By IWPR
Officials are creating problems for people with dual nationality when they apply for new passports in Turkmenistan, NBCentral Asia observers say.



On March 2, the independent website Gundogar, which is based outside Turkmenistan, reported on a press conference held in Moscow to highlight the difficulties facing Turkmen nationals who also hold Russian passports.



At the event, timed ahead of a visit to Moscow by Turkmen president Gurbanguly Berdymuhammedov later this month, participants told journalists that the rights of people with dual Russian-Turkmen nationality were being violated because they were being prevented from obtaining new-style Turkmen passports.



Since the new passports were launched six months ago, officials have been telling those applicants who also possess Russian citizenship that they need to renounce it.



“The applications of 500 people were rejected in Ashgabat alone, and there are hundreds of similar cases in the provinces,” said the Gundogar report.



Turkmenistan and Russia signed a dual citizenship agreement in 1993. Ten years later, when relations between the two countries had cooled, Ashgabat unilaterally withdrew from the agreement.



Legal experts say the agreement is still valid, and in practice people with dual nationality travel on their Russian passports when they go both to Russia and to other former Soviet states that do not require visas for citizens of that country, but do for Turkmenistan.



There are no official statistics for how many Turkmen nationals hold Russian passports, although human rights activists put the figure at about 100,000.



Last July, Turkmenistan’s government announced the launch of new biometric passports which would initially be issued to people intending to travel abroad and would later become mandatory for all citizens.



Observers in Turkmenistan confirmed the Gundogar report’s findings. When one of them phoned the migration service in Ashgabat to ask whether it was possible for someone with dual citizenship to apply for a new Turkmen passport, the reply was that the matter was “still under consideration”.



In practice, people are finding that the answer is no when they submit their application complete with all relevant documents.

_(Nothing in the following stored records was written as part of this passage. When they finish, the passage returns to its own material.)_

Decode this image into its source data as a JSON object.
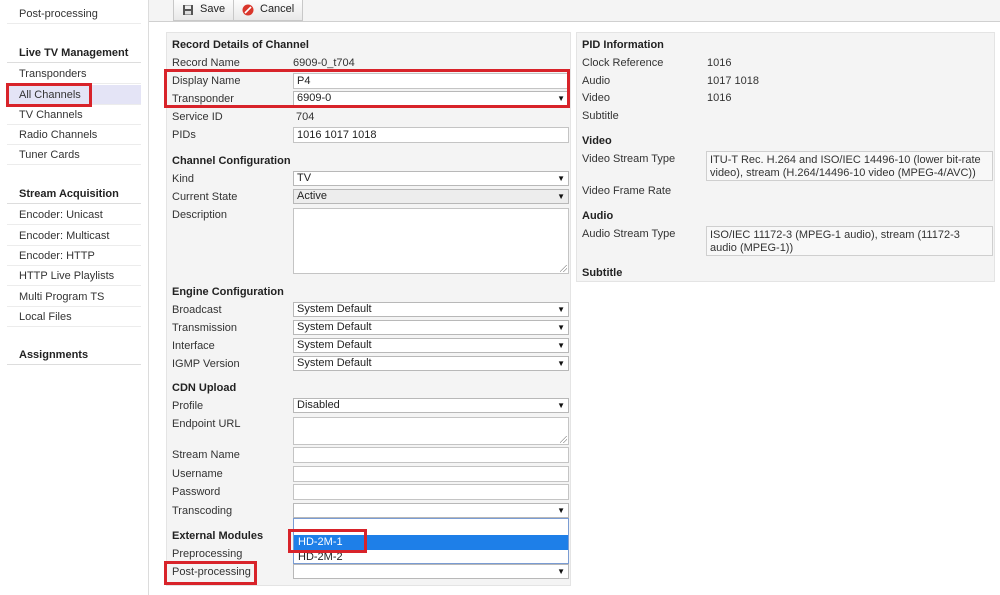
{
  "sidebar": {
    "top_item": "Post-processing",
    "section1": "Live TV Management",
    "items1": [
      "Transponders",
      "All Channels",
      "TV Channels",
      "Radio Channels",
      "Tuner Cards"
    ],
    "section2": "Stream Acquisition",
    "items2": [
      "Encoder: Unicast",
      "Encoder: Multicast",
      "Encoder: HTTP",
      "HTTP Live Playlists",
      "Multi Program TS",
      "Local Files"
    ],
    "section3": "Assignments"
  },
  "toolbar": {
    "save_label": "Save",
    "cancel_label": "Cancel"
  },
  "record": {
    "title": "Record Details of Channel",
    "record_name_label": "Record Name",
    "record_name": "6909-0_t704",
    "display_name_label": "Display Name",
    "display_name": "P4",
    "transponder_label": "Transponder",
    "transponder": "6909-0",
    "service_id_label": "Service ID",
    "service_id": "704",
    "pids_label": "PIDs",
    "pids": "1016 1017 1018"
  },
  "channel_config": {
    "title": "Channel Configuration",
    "kind_label": "Kind",
    "kind": "TV",
    "state_label": "Current State",
    "state": "Active",
    "description_label": "Description"
  },
  "engine": {
    "title": "Engine Configuration",
    "broadcast_label": "Broadcast",
    "broadcast": "System Default",
    "transmission_label": "Transmission",
    "transmission": "System Default",
    "interface_label": "Interface",
    "interface": "System Default",
    "igmp_label": "IGMP Version",
    "igmp": "System Default"
  },
  "cdn": {
    "title": "CDN Upload",
    "profile_label": "Profile",
    "profile": "Disabled",
    "endpoint_label": "Endpoint URL",
    "stream_name_label": "Stream Name",
    "username_label": "Username",
    "password_label": "Password",
    "transcoding_label": "Transcoding"
  },
  "modules": {
    "title": "External Modules",
    "preprocessing_label": "Preprocessing",
    "postprocessing_label": "Post-processing",
    "dropdown_options": [
      "HD-2M-1",
      "HD-2M-2"
    ]
  },
  "pid_info": {
    "title": "PID Information",
    "clock_label": "Clock Reference",
    "clock": "1016",
    "audio_label": "Audio",
    "audio": "1017 1018",
    "video_label": "Video",
    "video": "1016",
    "subtitle_label": "Subtitle"
  },
  "video": {
    "title": "Video",
    "stream_type_label": "Video Stream Type",
    "stream_type_line1": "ITU-T Rec. H.264 and ISO/IEC 14496-10 (lower bit-rate",
    "stream_type_line2": "video), stream (H.264/14496-10 video (MPEG-4/AVC))",
    "frame_rate_label": "Video Frame Rate"
  },
  "audio": {
    "title": "Audio",
    "stream_type_label": "Audio Stream Type",
    "stream_type_line1": "ISO/IEC 11172-3 (MPEG-1 audio), stream (11172-3",
    "stream_type_line2": "audio (MPEG-1))"
  },
  "subtitle": {
    "title": "Subtitle"
  },
  "colors": {
    "highlight": "#d8232a",
    "selected_option": "#1e7fe8",
    "active_sidebar": "#e4e4f6"
  }
}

“Officials immediately make it plain that you must renounce your second passport in order to get a new [Turkmen] one,” said the local observer, adding that people who refuse to do so have found their applications held up for months.



Vyacheslav Mamedov, a human rights expert and head of the Civil Democratic Union of Turkmenistan, based in the Netherlands, says the situation applies all over the country.



In the capital, he says, officials are “bluntly refusing” to issue the passports, while in the western Balkan region, applicants are being asked to wait until some unknown ruling is issued, and in Mary in the southeast, the pretext is that certain application forms are not available.



“The word from everywhere in Turkmenistan is that it is currently impossible for Russian-Turkmen citizens to get the new passports,” concluded Mamedov.



(NBCentralAsia is an IWPR-funded project to create a multilingual news analysis and comment service for Central Asia, drawing on the expertise of a broad range of political observers across the region. The project ran from August 2006 to September 2007, covering all five regional states. With new funding, the service has resumed, covering Uzbekistan and Turkmenistan.)